For some people, lifestyle creep in terms of clothing can be buying more expensive clothing or replacing clothing more often than is necessary (the latter being particularly bad for the environment, as well as your wallet). However, lifestyle creep doesn’t always manifest in buying more expensive clothing. Instead, it can manifest in buying a bigger volume of clothing (and way more than you personally need).
There are a number of ways that lifestyle creep can manifest when it comes to travel expenses. One of the biggest, is when people opt to travel premium economy rather than regular economy, rent a bigger car than is necessary, or choose a more expensive hotel when a cheaper one would have sufficed.

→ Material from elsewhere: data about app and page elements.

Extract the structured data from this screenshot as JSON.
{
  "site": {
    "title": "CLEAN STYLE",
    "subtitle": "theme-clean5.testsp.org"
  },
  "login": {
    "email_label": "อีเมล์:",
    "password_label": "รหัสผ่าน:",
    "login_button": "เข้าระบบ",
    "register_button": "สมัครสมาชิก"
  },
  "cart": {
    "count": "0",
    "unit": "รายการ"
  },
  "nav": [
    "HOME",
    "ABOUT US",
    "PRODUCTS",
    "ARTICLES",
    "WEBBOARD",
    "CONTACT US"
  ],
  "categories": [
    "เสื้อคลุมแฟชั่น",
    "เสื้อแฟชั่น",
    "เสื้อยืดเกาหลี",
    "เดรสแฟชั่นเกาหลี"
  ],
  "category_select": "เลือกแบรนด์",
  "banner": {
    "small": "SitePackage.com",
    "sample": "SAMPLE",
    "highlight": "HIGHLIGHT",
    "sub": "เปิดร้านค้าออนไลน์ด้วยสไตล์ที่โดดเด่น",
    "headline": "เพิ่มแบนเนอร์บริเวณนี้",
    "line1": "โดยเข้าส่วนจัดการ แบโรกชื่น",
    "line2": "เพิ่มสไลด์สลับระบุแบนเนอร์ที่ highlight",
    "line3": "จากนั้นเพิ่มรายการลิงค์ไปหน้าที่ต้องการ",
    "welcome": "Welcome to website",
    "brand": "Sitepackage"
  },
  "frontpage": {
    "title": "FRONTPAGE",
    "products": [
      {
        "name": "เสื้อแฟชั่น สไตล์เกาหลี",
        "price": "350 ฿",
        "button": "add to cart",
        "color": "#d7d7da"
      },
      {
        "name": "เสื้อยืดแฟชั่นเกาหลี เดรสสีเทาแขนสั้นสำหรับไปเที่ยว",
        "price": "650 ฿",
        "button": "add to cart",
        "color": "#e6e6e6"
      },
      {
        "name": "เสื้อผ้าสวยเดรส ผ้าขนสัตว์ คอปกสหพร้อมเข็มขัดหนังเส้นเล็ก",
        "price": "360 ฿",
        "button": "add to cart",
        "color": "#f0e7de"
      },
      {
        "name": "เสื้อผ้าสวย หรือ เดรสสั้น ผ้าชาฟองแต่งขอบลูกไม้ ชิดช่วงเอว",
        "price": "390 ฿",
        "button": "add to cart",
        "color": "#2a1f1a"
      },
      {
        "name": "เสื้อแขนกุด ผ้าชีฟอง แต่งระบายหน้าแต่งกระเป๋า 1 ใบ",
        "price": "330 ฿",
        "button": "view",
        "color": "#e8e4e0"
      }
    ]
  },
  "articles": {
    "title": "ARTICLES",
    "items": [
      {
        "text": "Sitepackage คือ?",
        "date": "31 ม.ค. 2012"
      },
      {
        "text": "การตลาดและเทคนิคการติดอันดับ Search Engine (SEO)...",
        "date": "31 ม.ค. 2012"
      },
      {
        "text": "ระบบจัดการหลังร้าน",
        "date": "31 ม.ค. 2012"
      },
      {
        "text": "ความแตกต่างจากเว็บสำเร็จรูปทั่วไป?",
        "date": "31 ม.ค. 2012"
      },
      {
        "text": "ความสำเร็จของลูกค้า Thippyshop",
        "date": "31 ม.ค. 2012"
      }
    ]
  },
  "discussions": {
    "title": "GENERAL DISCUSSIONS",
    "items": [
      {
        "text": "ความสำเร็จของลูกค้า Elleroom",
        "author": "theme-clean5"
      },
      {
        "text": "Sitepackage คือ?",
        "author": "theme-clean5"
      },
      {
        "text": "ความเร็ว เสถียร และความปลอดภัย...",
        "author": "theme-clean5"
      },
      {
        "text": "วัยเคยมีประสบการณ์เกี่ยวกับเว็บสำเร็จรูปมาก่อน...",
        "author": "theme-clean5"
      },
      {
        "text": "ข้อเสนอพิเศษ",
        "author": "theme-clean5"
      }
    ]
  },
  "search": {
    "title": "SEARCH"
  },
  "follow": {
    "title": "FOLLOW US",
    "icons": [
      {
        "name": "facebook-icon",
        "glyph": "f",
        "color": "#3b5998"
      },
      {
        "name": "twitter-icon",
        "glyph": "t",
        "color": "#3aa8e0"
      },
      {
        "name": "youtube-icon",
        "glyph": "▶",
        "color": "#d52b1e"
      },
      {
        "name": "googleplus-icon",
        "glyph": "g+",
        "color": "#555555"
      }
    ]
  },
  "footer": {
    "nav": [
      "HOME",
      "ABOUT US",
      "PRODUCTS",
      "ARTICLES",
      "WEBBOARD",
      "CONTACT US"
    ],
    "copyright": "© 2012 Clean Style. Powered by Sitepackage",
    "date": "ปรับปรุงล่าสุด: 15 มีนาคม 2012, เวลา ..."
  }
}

How to Prevent Lifestyle Creep
Keep an eye on your spending
One of the most important ways to keep a lid on lifestyle inflation is by monitoring what you’re spending on a day to day basis. You can go old school and keep a spreadsheet (thus allowing you to see what non-necessary luxuries you’re spending too much on and weed them out) or, alternatively, there are plenty of budgeting apps that will help track what you spend on a monthly basis.
Consider your purchases/ delay purchases
If you have an earnings increase, in some form or another, the first thing you might consider is upgrading something, such as a car or phone contract. However, don’t jump the gun and only consider if the upgrade is really something that’s worth it. Take at least a few days to think over before taking any big financial decision.
Have a monthly budget
The main key in fighting back against lifestyle creep is in learning how to properly budget and manage your finances. If you are on a fixed salary income, then this should be easier to manage. Set a realistic budget, and stick to it.
If you are a freelancer, and thus your money coming in on a monthly basis is always changing, then it’s harder to set a monthly budget. I am personally in the latter category as I am self employed. What I tend to do is try and live within a budget of my lowest earning months, as this way I’ll save more, and stick to a budget I can actually afford.
Reduce non necessary expenses
In the days of the online world, it’s easy to start accumulating subscriptions to things we don’t really need/ want/ use. Go through all of your monthly direct debit payments and weed out things like subscriptions to services you don’t ever use or need.
Set long(er) term goals
Think about what you want financially. Do you ideally want six months of expenses in savings? Would you like to increase your retirement fund? Do you have a big expense event (vacation/ wedding/ etc) coming up in the next few years? If so, work out how much it will cost and start to set aside an appropriate amount of money each month so that you can reach those longer term goals.
Set up automatic payments
Though with living in our day and age comes with many temptations (such as being able to buy almost anything with the tap of a button), there are some benefits when it comes to building up savings accounts.
For example, most banks will allow you to set up automatic payments each month. Therefore, when your salary comes in, a part of it can be transferred into a savings account, without you having to do anything at all.